Sure enough, your strategy pays off, and you get to the raft first. Your friend took the shortest path in terms of distance, but you took into account the difference in speed in each medium, and took the shortest path in terms of time. That means you took the path of least time.
Light does exactly that when moving between mediums. It takes the path that will take the shortest amount of time, when you account for the difference in speed between the mediums.
For example, imagine you are looking out the window. You have air, glass, and then air again. Glass is denser than air, so the light from outside passes from a fast medium, through a slow medium and into a fast medium again. The light will take the path from outside to your eye that spends the least time
You can also see that the rule from earlier still applies: when the light enters the glass the ray is bent towards the normal. When it leaves the glass, it is bent away from the normal, and regains the same angle as before it entered the glass.

## Consider the following

Say you’re at the aquarium, and there’s a tank that’s totally full of water, so there’s glass over the top and sides.

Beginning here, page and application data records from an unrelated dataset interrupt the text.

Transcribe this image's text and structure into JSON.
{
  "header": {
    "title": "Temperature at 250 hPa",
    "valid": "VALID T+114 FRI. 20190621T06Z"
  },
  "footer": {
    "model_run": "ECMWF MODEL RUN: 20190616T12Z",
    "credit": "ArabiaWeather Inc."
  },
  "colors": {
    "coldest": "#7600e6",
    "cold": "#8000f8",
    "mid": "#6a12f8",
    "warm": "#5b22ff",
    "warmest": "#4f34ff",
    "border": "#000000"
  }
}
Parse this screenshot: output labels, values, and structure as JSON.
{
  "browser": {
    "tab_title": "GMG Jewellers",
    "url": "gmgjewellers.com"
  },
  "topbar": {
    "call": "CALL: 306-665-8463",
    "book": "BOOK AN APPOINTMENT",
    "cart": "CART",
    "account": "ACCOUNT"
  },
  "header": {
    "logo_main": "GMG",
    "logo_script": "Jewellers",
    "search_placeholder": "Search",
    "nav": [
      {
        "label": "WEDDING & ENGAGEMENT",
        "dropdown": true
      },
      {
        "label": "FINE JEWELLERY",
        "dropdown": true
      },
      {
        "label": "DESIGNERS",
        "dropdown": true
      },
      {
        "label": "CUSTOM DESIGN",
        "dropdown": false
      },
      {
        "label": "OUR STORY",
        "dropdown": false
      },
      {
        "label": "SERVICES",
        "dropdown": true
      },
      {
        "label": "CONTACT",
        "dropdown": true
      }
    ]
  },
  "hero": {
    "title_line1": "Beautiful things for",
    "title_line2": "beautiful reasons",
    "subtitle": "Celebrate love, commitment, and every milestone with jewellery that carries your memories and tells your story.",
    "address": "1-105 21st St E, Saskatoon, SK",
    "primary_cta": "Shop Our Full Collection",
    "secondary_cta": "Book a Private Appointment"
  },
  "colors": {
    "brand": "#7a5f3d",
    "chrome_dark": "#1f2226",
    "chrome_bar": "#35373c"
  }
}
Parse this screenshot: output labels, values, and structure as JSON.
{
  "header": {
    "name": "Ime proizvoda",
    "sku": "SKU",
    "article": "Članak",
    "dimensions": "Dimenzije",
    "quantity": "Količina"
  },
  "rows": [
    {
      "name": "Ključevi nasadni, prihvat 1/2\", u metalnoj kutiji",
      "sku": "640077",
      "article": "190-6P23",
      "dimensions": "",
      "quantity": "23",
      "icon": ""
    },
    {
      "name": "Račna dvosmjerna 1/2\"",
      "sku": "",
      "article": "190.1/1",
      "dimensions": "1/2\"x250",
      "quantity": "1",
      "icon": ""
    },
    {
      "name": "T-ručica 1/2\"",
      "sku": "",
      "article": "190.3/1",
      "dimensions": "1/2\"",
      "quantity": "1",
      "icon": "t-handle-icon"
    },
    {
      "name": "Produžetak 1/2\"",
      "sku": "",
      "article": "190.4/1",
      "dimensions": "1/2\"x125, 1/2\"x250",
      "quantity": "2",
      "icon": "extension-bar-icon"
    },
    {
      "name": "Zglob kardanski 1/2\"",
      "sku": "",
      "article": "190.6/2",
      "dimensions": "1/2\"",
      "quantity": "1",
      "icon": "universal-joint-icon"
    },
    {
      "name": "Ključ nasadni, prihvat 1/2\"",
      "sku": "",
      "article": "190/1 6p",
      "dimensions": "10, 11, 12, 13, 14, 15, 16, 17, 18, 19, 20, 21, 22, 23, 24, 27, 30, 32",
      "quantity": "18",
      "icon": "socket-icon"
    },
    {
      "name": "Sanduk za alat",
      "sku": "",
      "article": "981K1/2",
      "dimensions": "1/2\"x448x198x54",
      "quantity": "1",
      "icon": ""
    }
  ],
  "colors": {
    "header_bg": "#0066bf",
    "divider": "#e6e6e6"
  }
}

If you stand back a little, you can see the same stingray through the top of the tank and the wall of the tank.
Because you see the light coming through the glass at two different points, you see two images of the same stingray.

## Want to join the conversation?

• i understood that light takes a short path (refracts) as it goes from rarer to denser due to more density (more obstruction from particles of medium). but who is giving it energy to move with the same speed after second refraction(from denser to rarer).
• Nothing gives it energy as well as nothing is taking energy from it. Light is massless, it travels at the speed of light. The speed of light however changes depending on how dense something is due to the light bouncing off of the molecules in the medium more often in a more dense medium.

Thus we shouldn't really think of the light as going "slower" in denser medium but instead as taking a longer path to get through it so it takes longer. The apparent speed over a distance (average speed) is slower but its actual speed has not changed and never does.

Thus no speed is ever lost and no energy is lost, neither is it given to the light. It's always the same.
• can you explain please why any pencil appears to bend in water
• Because the light can't travel as quickly in the water as it does in the air, the light bends around the pencil, causing it to look bent in the water. Basically, the light refraction gives the pencil a slight magnifying effect, which makes the angle appear bigger than it actually is, causing the pencil to look crooked.
• I don't understand the last stingray bit... Somebody please explain...
Thanks...
xD
• what if the refracted ray bends over 90 degrees?
• That wouldn't be refraction then. It would be reflection.
• Okay, but I really didn't understand the stingray example at the end of the article. How we will be able to see two stingrays from the same position. Shouldn't we be able to see only one?
• why light bends
• Because its speed changes when it enters a new medium
• How dose light know how to bend through the shortest path in the slow median?